Given Rosberg’s problems on the last lap using merc engine package might not the McClarens have had a similar issue?


Great to see Perez make the one stop work again and get his reward, amazing drive! Will the pitstop calculator be adjusted to reflect the longevity of the options he did 34 laps on?


Lewis was just beaten by a quicker driver , button is faster hope it stays that way, who will replace Lewis next year if it remains like this ?


There is something fearsome about Kimi and Mclaren combination. I hope we see that again.


Why someone should replace him? I didn’t noticed Lewis underperforming.


If SC cost 3s to Hamilton why he just didn’t overtake it like he did once in Valencia. He would have got just another reprimand


I guess you didn’t get the memo:

Button is faster than Hamilton, can you confirm that you understood that message? 😉


Very interesting comments regarding stops ect. Although JB,s oppertunism is good I still think that LH was incredibly unlucky and was punished for his wheelspin at the start.I prey LH can out quallify them all this weekend and get a good start!!


I’m a huge Hamilton fan so I’m finding it hard to watch him be so inconsistent. I think his down beat appearance after the race is deeper than Button beating him at the first corner and in the race. Button has been gloating quite regularly about how he feels at home in the team, how he’s so comfortable in the team and driving better than ever. This is a very subtle psychological tactic by Button surely. I reckon this is having a greater effect on Hamilton than Buttons on track performances. Hamilon had a much more visibly combative relationship with Alonso and was well able for his pace when they drove together so that tells me it’s way deeper than just Buttons performances. I wonder if he’ll change teams as the rumours suggest. Maybe he needs a fresh start at Mercedes perhaps.

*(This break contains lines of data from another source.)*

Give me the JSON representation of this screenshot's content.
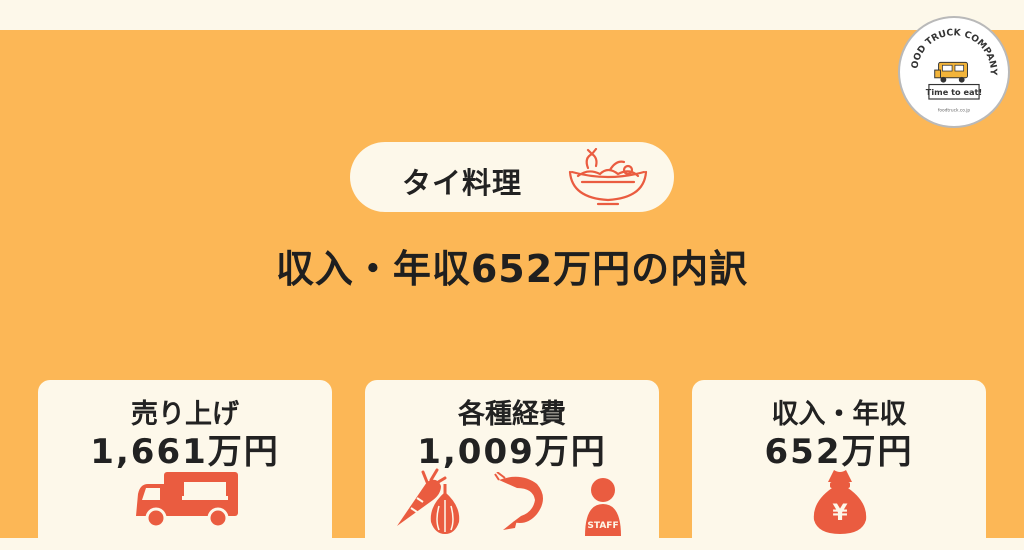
{
  "logo": {
    "brand": "FOOD TRUCK COMPANY",
    "tagline": "Time to eat!",
    "url": "foodtruck.co.jp",
    "icon": "food-truck-icon"
  },
  "category": {
    "label": "タイ料理",
    "icon": "tom-yum-bowl-icon"
  },
  "headline": "収入・年収652万円の内訳",
  "cards": [
    {
      "title": "売り上げ",
      "value": "1,661万円",
      "icons": [
        "food-truck-icon"
      ]
    },
    {
      "title": "各種経費",
      "value": "1,009万円",
      "icons": [
        "carrot-icon",
        "garlic-icon",
        "shrimp-icon",
        "staff-icon"
      ]
    },
    {
      "title": "収入・年収",
      "value": "652万円",
      "icons": [
        "money-bag-icon"
      ]
    }
  ],
  "staff_label": "STAFF",
  "yen_symbol": "¥",
  "colors": {
    "background": "#fcb756",
    "card": "#fdf8ea",
    "icon_accent": "#ea5c40",
    "text": "#222222"
  }
}
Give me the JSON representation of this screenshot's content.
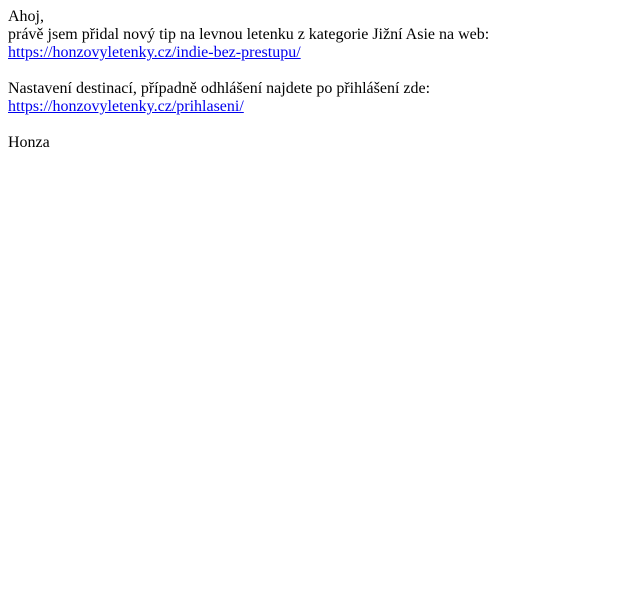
{
  "email": {
    "greeting": "Ahoj,",
    "intro": "právě jsem přidal nový tip na levnou letenku z kategorie Jižní Asie na web:",
    "tip_link": "https://honzovyletenky.cz/indie-bez-prestupu/",
    "settings_text": "Nastavení destinací, případně odhlášení najdete po přihlášení zde:",
    "login_link": "https://honzovyletenky.cz/prihlaseni/",
    "signature": "Honza"
  },
  "colors": {
    "text": "#000000",
    "link": "#0000ee",
    "background": "#ffffff"
  }
}
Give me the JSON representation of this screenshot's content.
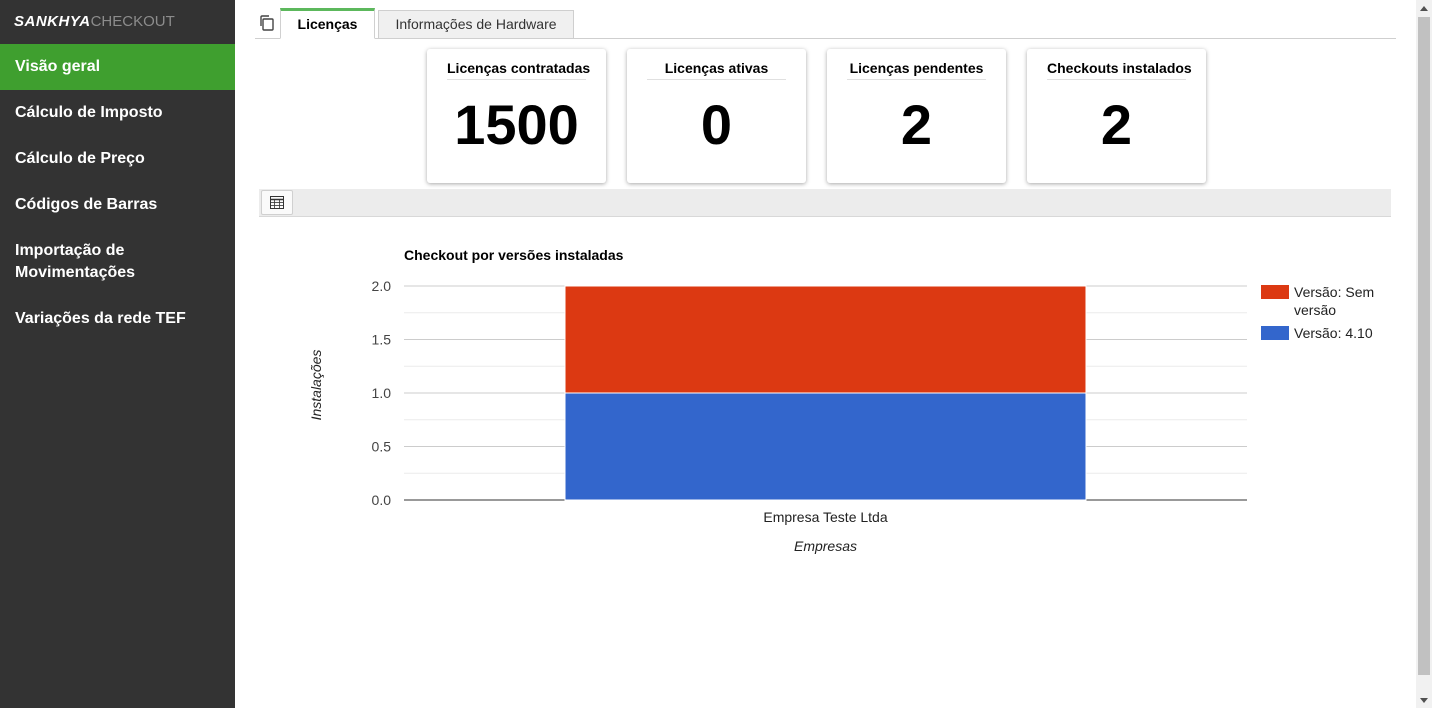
{
  "app": {
    "logo_bold": "SANKHYA",
    "logo_light": "CHECKOUT"
  },
  "sidebar": {
    "items": [
      {
        "label": "Visão geral",
        "active": true
      },
      {
        "label": "Cálculo de Imposto"
      },
      {
        "label": "Cálculo de Preço"
      },
      {
        "label": "Códigos de Barras"
      },
      {
        "label": "Importação de Movimentações"
      },
      {
        "label": "Variações da rede TEF"
      }
    ]
  },
  "tabs": [
    {
      "label": "Licenças",
      "active": true
    },
    {
      "label": "Informações de Hardware"
    }
  ],
  "cards": [
    {
      "title": "Licenças contratadas",
      "value": "1500"
    },
    {
      "title": "Licenças ativas",
      "value": "0"
    },
    {
      "title": "Licenças pendentes",
      "value": "2"
    },
    {
      "title": "Checkouts instalados",
      "value": "2"
    }
  ],
  "colors": {
    "accent": "#3f9f2f",
    "sidebar_bg": "#333333",
    "series_red": "#dc3912",
    "series_blue": "#3366cc"
  },
  "chart_data": {
    "type": "bar",
    "stacked": true,
    "title": "Checkout por versões instaladas",
    "xlabel": "Empresas",
    "ylabel": "Instalações",
    "categories": [
      "Empresa Teste Ltda"
    ],
    "ylim": [
      0,
      2
    ],
    "yticks": [
      "0.0",
      "0.5",
      "1.0",
      "1.5",
      "2.0"
    ],
    "series": [
      {
        "name": "Versão: 4.10",
        "values": [
          1
        ],
        "color": "#3366cc"
      },
      {
        "name": "Versão: Sem versão",
        "values": [
          1
        ],
        "color": "#dc3912"
      }
    ],
    "legend_position": "right",
    "grid": true
  }
}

In 2007 Mclaren was the fastest and the most reliable car. There were accusations that year that Hamilton was been given Alonso’s set ups. That year the WDC was destined for one of Mclaren drivers and yet neighter of them got it for Ron Dennis who was making Hamilton race ‘Alonso’ and not ‘Kimi’.

My question is where is the domination and Hamilton era everyone spoke of during his debut season. Him winning the WDC in 2008 was purely down to Ferrari backing the wrong driver, for till France 2008 Kimi blew everyone away.

Simple and straight 🙂

pear-shaped pete

So did the safety car actually save the McLarens from beingf very badly compromised- running out of fuel? Maybe Vettel wasn’t the only one to gain from safety car?

pear-shaped pete


Now that a good one thinking about it. But the truth is thats the usual mclaren mind games that the opposition dont care about because you cant manage a fuel problem for the entire race. Just ask Nico and mercedes


Don’t forget that Alonso lost out to Webber also during the safety car James.. But then again the Ferrari was pathetic once the safety car came in. Any information on why Alonso was so slow after the SC James… Unable to get heat in tires again?

It seems like another repeat… Sounds like Ferrari should invest in Sauber personnel so they can finally get a grip on tires….and Sauber can get some necessary funds in return??


James, would it be possible to publish a higher definition image of the graph? It is hard to see some details.




Great article as always!

1) In which position (+/- gap) Vettel would have been after the second stop without the safety car?

2) Is it causing any disadvantage at a double pitstop (like McLaren did) that the second set of tyre stays longer without the warmers resulting in a cooler temperature? Could this be one the reasons of Hamilton’s slower out lap compared to Button?

Tornillo Amarillo

Nice James, interesting.

Strategies will play again a huge rol in Malasya. I can see there something like this as a result at this stage in a quick circuit:








val from montreal

wow Schumacher last huh ?

was’nt he running in 3rd ,controling Vettel before his DNF ?


Oh how unwise to underestimate The Kaiser 🙂


His pace was good but the Mercedes has tyre degredation issues:


Odd …. Schuey was consistantly FASTER than Rosberg, Alonso, Webber, Raikkonen, Grosjean and Vettel in Australia and i expect that will continue.













If Lewis can look after the tyres well enough. Buttons pace and racecraft could have got into Lewis’s head.

Top Tags
SEARCH Strategy